● **ENTRIES PROVIDED**
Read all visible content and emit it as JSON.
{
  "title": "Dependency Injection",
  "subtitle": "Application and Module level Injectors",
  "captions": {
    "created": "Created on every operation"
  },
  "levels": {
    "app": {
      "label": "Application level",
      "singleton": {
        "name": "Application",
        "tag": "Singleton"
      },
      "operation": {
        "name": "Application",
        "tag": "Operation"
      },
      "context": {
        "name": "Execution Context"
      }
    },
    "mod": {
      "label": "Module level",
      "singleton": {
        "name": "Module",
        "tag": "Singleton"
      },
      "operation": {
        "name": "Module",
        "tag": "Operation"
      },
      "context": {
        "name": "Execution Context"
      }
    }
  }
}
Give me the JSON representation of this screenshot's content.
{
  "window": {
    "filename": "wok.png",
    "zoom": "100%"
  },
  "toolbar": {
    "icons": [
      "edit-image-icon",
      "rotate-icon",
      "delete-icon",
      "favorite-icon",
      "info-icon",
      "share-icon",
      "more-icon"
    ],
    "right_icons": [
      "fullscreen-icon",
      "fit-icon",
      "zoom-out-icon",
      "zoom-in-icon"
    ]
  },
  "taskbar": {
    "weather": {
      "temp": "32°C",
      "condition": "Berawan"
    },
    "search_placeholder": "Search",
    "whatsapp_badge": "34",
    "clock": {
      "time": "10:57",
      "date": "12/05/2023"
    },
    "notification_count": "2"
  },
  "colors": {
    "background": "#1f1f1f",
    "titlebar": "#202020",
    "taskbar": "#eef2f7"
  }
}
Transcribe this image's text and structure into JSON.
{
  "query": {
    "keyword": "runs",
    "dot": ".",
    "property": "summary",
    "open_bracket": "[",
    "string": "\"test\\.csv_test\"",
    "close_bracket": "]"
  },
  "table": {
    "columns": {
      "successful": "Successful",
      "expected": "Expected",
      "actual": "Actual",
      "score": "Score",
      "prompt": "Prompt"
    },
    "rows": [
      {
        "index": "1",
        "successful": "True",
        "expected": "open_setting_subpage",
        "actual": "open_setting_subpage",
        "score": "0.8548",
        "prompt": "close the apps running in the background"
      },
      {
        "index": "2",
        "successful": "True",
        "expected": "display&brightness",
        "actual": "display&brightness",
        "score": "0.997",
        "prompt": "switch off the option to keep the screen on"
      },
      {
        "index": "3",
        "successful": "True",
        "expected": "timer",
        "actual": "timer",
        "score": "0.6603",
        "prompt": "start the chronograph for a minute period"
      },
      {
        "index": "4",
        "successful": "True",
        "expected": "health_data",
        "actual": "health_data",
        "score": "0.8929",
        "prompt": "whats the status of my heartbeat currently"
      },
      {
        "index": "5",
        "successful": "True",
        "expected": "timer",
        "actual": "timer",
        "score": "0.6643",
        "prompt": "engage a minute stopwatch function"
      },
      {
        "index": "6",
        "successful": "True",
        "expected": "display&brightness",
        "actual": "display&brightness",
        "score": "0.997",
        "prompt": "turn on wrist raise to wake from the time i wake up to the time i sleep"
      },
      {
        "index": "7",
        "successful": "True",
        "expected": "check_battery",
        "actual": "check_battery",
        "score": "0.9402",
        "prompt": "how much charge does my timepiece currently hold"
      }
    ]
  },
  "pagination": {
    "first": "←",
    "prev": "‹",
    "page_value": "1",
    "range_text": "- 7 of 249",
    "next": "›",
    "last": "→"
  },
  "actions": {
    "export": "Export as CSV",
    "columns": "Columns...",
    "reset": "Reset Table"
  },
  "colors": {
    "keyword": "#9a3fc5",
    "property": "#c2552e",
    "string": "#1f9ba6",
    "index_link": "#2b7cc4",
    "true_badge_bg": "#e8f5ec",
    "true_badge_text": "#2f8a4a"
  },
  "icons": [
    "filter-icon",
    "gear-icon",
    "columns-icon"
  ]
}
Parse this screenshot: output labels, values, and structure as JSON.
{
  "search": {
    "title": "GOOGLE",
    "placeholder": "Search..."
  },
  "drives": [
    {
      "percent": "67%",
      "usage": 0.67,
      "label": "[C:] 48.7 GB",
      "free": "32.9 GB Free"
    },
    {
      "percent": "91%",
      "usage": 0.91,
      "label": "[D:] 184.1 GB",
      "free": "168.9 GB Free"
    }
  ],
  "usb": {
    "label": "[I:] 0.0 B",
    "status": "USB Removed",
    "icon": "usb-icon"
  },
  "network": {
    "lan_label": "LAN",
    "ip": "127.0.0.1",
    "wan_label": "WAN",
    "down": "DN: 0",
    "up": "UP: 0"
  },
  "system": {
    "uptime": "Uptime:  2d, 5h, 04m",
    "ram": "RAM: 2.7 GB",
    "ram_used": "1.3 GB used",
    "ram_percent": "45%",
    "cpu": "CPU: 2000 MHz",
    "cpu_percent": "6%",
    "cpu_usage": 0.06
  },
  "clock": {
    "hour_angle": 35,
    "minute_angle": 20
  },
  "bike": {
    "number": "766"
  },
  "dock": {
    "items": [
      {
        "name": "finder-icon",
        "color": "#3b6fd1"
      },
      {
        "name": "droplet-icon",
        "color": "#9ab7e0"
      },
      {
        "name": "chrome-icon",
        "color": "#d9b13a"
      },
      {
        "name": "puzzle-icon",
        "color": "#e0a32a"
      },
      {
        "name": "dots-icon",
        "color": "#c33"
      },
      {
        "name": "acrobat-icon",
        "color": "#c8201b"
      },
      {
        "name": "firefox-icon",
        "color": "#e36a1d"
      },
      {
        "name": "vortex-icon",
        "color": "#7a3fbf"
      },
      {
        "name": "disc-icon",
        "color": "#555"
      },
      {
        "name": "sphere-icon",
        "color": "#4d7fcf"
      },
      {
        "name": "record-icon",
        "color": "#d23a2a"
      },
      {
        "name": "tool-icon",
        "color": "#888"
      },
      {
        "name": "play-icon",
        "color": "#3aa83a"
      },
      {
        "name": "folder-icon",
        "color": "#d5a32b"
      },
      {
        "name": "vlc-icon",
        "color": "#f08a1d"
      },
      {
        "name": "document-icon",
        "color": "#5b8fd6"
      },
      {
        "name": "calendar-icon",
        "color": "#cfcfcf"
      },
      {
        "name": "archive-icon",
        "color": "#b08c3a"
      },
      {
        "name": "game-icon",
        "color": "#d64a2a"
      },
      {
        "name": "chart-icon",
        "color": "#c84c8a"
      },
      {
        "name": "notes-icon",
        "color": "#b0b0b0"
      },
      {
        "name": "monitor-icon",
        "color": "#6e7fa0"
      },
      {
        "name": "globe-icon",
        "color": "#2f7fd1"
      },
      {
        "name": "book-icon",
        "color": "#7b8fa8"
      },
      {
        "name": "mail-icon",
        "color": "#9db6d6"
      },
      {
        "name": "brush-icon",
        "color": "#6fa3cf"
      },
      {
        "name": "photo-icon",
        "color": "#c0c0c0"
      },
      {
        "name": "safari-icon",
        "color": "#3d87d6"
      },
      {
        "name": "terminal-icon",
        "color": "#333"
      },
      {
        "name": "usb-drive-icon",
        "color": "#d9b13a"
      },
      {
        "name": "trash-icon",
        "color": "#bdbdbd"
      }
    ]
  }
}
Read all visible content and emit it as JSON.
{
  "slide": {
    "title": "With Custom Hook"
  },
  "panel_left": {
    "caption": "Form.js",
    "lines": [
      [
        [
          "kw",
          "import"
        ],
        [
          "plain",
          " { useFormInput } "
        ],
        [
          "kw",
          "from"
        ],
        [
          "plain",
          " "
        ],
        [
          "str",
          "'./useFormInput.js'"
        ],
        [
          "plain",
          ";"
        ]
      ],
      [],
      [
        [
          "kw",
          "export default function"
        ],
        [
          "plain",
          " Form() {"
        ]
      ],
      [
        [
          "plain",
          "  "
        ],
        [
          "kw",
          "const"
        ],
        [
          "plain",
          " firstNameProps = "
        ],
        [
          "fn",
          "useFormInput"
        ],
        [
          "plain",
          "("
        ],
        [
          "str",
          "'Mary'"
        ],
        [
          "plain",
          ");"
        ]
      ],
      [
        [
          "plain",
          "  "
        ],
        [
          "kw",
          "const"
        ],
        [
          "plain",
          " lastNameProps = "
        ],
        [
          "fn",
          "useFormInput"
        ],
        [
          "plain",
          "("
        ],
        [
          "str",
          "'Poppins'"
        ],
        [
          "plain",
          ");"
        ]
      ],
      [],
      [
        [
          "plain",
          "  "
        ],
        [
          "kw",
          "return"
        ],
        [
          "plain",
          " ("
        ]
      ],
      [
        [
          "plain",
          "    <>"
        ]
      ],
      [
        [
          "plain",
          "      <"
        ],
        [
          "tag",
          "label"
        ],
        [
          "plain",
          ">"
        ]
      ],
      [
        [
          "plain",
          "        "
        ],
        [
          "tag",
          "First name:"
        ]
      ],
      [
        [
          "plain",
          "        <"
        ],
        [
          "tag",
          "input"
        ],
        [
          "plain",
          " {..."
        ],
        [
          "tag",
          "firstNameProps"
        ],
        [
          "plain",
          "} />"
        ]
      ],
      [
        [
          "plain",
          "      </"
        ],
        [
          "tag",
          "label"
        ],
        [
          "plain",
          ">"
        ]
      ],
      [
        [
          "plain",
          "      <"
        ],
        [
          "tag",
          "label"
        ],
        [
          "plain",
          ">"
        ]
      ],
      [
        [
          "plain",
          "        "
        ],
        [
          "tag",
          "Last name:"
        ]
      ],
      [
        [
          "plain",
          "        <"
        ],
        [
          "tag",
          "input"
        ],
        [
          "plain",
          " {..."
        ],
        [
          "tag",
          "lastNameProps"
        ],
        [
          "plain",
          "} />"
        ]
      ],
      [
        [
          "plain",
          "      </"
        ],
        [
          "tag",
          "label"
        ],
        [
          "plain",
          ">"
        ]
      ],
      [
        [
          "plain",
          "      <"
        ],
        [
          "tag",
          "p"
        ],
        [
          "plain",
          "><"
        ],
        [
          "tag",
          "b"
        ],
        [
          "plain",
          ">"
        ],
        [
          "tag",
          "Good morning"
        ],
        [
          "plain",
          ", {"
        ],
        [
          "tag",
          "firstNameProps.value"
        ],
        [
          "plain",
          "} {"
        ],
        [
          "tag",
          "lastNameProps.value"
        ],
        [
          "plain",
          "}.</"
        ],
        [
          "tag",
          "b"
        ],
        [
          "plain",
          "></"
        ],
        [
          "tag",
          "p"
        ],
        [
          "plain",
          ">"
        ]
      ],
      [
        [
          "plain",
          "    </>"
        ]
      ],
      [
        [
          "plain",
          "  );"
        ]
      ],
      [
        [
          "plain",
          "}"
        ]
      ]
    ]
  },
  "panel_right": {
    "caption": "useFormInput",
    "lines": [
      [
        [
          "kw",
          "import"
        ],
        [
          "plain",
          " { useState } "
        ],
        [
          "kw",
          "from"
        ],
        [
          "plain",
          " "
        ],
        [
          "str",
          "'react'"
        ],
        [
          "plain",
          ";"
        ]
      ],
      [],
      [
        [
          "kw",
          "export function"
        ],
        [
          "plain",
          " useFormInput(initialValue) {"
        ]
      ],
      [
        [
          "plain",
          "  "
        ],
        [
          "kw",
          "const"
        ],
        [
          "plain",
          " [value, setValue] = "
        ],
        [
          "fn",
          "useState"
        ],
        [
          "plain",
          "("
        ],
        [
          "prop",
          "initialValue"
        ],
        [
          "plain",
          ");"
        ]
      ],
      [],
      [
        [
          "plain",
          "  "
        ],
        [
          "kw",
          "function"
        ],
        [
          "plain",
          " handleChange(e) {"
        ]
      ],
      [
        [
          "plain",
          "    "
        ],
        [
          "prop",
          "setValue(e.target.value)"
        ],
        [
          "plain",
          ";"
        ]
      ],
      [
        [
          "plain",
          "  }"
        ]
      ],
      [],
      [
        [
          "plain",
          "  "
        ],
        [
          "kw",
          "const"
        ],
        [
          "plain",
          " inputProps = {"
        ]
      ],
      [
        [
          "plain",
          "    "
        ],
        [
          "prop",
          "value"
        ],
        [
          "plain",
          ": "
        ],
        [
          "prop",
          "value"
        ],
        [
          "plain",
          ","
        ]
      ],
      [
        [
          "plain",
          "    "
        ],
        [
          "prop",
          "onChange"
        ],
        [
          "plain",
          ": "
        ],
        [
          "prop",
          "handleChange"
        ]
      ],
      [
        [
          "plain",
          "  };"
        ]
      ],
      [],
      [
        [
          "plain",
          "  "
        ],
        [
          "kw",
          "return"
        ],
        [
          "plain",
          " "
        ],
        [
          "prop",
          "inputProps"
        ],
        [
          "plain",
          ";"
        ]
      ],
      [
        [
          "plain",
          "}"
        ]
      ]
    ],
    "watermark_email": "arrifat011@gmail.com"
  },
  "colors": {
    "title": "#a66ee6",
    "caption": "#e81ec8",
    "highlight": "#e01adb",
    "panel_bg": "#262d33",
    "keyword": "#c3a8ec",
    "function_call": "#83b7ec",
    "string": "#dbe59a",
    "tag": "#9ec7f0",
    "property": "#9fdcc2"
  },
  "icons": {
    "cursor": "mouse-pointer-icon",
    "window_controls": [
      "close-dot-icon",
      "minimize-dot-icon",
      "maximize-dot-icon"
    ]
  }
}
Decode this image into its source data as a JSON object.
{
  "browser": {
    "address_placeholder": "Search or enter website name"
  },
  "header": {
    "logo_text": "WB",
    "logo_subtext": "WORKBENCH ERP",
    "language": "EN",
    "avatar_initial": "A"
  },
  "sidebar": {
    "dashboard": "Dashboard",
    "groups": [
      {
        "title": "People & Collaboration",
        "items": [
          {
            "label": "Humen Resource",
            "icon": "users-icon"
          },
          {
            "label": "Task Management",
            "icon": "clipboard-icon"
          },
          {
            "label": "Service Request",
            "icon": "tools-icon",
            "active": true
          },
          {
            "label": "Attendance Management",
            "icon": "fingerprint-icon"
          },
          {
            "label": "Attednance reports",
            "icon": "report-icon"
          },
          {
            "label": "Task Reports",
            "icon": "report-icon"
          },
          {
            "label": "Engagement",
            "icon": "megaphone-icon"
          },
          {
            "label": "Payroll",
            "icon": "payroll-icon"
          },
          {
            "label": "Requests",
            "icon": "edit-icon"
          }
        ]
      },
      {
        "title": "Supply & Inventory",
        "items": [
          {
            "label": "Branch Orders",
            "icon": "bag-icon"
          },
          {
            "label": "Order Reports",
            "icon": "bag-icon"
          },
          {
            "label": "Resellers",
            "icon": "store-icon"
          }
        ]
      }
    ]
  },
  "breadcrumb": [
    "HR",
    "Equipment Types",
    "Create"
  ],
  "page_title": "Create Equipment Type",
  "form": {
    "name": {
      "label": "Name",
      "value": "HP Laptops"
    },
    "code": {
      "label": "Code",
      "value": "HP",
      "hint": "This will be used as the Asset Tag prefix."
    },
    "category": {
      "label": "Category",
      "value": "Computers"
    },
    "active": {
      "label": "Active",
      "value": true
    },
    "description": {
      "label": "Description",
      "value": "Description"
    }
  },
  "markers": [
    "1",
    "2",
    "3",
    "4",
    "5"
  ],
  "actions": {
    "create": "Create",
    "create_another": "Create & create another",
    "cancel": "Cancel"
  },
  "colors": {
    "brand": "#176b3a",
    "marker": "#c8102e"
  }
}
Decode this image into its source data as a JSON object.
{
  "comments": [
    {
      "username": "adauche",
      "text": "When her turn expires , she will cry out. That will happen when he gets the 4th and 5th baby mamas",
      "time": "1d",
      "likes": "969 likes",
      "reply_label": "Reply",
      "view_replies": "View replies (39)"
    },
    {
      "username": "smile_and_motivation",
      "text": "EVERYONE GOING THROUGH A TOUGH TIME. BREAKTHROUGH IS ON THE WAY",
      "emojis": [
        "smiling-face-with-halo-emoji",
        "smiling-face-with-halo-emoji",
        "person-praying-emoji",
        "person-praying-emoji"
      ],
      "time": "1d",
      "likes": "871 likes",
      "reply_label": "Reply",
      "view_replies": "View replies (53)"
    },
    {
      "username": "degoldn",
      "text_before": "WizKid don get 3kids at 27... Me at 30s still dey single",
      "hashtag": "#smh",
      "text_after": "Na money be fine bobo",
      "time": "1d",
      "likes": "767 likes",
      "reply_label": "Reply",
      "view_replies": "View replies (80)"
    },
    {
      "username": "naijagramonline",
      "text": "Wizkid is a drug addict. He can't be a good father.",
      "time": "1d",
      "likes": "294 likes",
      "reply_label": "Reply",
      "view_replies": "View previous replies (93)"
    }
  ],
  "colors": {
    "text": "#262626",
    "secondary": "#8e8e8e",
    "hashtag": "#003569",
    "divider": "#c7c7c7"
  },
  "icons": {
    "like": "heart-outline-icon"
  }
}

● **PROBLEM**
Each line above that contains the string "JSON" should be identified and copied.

● **WRITTEN SOLUTION**
Read all visible content and emit it as JSON.
Give me the JSON representation of this screenshot's content.
Transcribe this image's text and structure into JSON.
Parse this screenshot: output labels, values, and structure as JSON.
Read all visible content and emit it as JSON.
Decode this image into its source data as a JSON object.
Decode this image into its source data as a JSON object.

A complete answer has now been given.